WHAT IS EXPECTED
Please find the lines in the following records that hold "east", and copy them.

[Saved entries]
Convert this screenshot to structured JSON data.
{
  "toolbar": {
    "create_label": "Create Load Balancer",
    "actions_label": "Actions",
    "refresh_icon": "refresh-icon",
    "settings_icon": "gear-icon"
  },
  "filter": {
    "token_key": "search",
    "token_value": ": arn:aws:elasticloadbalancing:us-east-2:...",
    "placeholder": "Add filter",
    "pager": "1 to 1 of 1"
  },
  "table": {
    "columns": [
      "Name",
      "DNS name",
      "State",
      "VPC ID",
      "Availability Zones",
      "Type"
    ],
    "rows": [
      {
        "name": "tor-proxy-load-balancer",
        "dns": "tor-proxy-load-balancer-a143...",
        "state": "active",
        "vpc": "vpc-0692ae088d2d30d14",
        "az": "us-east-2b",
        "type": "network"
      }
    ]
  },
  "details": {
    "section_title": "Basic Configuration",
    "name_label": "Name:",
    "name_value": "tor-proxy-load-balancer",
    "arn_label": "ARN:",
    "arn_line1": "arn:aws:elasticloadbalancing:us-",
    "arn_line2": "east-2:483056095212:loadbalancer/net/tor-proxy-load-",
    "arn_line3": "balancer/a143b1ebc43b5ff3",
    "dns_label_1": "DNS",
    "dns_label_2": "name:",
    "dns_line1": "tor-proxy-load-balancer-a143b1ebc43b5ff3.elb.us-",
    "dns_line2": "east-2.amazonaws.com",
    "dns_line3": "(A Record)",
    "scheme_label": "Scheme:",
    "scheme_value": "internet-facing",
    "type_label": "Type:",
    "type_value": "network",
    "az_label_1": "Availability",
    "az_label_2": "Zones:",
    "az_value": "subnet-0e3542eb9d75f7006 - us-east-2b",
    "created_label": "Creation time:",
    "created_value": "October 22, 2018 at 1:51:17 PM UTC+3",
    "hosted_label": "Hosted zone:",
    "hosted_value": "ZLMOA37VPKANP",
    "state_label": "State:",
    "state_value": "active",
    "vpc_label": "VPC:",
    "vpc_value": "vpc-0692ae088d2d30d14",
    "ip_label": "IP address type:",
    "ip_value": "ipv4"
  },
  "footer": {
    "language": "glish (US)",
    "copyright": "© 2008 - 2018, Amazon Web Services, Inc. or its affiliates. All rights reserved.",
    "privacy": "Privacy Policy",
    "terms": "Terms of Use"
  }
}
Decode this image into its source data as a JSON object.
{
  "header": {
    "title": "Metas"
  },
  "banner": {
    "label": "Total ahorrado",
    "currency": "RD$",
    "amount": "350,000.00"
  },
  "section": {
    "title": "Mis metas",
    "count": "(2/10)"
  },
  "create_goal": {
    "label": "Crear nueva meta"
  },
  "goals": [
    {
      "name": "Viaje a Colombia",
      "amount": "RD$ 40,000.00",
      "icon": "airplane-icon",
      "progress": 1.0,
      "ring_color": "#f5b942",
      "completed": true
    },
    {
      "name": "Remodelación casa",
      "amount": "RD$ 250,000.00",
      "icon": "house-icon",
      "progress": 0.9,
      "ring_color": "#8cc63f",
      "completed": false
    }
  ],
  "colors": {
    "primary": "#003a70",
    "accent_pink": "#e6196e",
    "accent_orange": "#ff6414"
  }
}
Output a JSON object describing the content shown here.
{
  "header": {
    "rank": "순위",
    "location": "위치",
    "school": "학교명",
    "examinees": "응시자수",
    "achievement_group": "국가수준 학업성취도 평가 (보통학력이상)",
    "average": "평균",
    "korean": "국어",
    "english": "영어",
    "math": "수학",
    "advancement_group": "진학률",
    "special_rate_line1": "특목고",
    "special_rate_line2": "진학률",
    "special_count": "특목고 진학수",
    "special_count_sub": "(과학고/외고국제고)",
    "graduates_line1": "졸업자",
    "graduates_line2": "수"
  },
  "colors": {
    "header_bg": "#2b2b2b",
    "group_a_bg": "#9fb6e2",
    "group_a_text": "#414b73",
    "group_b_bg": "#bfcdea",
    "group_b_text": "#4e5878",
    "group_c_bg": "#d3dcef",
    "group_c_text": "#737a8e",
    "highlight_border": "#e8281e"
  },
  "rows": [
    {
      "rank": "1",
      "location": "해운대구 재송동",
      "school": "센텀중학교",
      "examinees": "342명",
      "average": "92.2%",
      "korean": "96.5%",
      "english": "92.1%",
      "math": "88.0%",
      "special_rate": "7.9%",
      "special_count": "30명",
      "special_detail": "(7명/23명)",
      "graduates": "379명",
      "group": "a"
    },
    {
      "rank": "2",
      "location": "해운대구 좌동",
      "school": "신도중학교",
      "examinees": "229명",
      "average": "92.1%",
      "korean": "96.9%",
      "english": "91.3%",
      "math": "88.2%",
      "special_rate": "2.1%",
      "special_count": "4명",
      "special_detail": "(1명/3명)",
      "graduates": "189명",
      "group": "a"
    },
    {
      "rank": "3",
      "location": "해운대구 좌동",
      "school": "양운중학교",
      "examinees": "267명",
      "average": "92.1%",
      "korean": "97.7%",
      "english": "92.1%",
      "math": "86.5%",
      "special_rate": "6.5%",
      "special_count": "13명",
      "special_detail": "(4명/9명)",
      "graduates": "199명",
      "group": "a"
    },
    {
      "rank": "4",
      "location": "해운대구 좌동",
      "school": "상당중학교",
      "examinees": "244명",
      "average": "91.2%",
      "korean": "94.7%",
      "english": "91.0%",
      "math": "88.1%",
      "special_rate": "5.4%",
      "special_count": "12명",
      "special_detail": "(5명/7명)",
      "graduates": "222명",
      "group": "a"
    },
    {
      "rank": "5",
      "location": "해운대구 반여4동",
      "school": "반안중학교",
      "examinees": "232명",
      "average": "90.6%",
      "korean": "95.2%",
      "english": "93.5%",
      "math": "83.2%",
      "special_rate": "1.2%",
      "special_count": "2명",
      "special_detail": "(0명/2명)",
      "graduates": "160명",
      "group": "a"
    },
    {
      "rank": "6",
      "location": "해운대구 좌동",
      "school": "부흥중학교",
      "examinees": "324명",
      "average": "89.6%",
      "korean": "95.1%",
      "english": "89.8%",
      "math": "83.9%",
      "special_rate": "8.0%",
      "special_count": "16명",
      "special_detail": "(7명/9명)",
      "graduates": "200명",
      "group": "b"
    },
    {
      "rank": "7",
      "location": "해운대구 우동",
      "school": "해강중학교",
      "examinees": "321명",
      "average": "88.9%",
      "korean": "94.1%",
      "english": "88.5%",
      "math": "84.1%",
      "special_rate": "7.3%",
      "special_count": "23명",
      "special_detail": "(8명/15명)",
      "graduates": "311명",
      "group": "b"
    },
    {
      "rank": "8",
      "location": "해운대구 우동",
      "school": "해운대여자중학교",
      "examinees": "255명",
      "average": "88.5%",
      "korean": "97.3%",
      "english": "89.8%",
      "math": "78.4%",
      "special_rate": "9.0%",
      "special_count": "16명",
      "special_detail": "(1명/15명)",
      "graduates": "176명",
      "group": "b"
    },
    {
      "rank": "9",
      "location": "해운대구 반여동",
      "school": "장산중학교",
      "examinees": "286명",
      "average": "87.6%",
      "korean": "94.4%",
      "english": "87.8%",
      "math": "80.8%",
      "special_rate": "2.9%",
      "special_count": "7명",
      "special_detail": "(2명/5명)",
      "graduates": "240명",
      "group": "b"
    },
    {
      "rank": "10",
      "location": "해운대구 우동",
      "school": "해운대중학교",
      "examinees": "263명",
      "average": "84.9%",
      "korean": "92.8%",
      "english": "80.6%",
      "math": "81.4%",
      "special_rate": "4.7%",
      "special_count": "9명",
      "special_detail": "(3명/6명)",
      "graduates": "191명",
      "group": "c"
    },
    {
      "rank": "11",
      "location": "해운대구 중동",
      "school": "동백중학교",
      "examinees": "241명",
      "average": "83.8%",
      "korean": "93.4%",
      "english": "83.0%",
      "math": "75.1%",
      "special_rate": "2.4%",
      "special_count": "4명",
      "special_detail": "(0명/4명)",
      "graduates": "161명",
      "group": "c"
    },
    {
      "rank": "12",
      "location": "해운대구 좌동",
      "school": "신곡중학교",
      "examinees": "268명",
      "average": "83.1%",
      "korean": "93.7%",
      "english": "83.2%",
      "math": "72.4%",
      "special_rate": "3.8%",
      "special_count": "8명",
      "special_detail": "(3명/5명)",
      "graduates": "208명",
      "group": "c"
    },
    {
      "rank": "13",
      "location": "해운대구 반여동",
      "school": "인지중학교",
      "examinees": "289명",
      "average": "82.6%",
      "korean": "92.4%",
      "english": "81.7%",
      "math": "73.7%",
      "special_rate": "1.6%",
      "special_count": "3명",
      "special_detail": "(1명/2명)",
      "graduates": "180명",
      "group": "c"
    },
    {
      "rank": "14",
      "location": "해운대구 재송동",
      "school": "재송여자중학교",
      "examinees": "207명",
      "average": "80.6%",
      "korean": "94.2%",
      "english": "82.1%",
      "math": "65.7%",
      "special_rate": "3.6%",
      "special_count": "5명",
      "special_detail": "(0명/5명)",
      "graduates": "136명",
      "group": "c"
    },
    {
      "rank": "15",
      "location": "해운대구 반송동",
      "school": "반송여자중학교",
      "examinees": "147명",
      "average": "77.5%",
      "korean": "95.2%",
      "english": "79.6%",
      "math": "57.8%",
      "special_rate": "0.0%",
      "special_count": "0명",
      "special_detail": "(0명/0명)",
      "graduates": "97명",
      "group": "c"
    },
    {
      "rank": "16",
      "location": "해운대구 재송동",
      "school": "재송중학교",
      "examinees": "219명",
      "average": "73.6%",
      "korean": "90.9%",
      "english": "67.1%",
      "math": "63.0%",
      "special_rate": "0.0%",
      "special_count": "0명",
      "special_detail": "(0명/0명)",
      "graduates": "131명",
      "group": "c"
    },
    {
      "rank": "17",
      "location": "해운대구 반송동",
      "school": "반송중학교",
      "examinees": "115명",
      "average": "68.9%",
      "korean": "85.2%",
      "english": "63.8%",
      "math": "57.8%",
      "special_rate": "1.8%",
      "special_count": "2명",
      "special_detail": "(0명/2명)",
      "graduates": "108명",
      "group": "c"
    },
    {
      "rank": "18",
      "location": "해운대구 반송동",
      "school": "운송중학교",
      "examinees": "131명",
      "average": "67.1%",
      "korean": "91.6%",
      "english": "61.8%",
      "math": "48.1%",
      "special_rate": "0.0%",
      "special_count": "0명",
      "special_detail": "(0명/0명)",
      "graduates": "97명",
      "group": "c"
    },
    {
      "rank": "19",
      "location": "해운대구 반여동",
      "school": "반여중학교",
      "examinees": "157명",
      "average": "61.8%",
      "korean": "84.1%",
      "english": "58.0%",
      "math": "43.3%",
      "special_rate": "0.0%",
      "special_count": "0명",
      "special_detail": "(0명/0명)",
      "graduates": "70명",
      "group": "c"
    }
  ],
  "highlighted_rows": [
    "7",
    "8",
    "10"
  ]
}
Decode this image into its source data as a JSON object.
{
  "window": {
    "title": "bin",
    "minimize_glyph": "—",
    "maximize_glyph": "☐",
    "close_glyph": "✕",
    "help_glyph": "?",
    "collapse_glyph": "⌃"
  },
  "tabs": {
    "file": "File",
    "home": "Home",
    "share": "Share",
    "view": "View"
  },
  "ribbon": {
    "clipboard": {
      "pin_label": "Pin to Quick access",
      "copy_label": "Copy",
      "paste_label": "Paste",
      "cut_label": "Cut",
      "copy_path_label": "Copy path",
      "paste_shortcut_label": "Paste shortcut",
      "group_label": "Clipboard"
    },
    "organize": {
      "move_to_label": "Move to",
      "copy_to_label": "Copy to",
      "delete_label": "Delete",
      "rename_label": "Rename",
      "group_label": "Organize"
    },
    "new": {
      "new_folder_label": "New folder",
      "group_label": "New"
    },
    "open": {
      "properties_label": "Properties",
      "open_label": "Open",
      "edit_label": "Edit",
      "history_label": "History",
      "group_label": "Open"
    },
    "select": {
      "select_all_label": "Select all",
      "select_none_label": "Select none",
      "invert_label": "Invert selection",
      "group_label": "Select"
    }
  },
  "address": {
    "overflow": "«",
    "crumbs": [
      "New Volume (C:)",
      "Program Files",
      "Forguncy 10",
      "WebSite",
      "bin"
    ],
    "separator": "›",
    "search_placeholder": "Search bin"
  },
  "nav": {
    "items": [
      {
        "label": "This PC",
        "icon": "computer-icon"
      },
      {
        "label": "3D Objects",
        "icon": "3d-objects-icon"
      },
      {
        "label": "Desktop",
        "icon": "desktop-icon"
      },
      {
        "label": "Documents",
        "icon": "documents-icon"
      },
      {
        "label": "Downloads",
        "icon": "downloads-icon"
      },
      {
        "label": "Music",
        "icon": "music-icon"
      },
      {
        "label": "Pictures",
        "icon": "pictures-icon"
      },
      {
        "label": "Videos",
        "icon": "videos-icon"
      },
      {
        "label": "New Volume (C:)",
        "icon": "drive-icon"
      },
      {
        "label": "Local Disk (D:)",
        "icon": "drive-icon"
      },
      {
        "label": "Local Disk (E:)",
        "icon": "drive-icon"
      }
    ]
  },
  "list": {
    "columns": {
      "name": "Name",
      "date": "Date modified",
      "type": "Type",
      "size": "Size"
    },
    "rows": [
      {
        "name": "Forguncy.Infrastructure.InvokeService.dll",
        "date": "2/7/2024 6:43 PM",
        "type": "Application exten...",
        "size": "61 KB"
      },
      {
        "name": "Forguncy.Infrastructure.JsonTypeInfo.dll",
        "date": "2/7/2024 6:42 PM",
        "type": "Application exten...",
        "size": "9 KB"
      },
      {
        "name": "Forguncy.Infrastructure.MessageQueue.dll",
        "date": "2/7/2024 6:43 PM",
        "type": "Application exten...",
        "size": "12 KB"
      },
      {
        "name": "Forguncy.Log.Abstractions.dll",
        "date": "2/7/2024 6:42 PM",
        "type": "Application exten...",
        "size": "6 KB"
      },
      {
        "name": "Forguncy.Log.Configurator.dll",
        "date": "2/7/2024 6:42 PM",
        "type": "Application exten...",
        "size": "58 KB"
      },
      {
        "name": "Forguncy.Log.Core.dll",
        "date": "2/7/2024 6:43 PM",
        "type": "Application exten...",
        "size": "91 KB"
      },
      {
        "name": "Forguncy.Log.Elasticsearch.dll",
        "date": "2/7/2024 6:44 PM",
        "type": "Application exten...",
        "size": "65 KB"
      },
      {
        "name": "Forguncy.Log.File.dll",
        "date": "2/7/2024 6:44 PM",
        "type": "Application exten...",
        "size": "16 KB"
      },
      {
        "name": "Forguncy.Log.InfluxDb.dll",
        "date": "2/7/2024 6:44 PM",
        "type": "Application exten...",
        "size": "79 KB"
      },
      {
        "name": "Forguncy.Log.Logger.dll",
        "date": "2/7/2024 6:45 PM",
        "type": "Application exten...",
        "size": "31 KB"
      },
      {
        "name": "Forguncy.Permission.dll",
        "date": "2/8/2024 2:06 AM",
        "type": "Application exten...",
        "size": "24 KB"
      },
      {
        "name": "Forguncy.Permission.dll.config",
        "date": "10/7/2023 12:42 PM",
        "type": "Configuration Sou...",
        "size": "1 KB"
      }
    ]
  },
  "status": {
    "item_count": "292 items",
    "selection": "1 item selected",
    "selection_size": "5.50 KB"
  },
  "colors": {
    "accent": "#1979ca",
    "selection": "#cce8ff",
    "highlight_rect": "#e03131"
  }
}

TASK OUTPUT
    "token_value": ": arn:aws:elasticloadbalancing:us-east-2:...",
        "az": "us-east-2b",
    "arn_line2": "east-2:483056095212:loadbalancer/net/tor-proxy-load-",
    "dns_line2": "east-2.amazonaws.com",
    "az_value": "subnet-0e3542eb9d75f7006 - us-east-2b",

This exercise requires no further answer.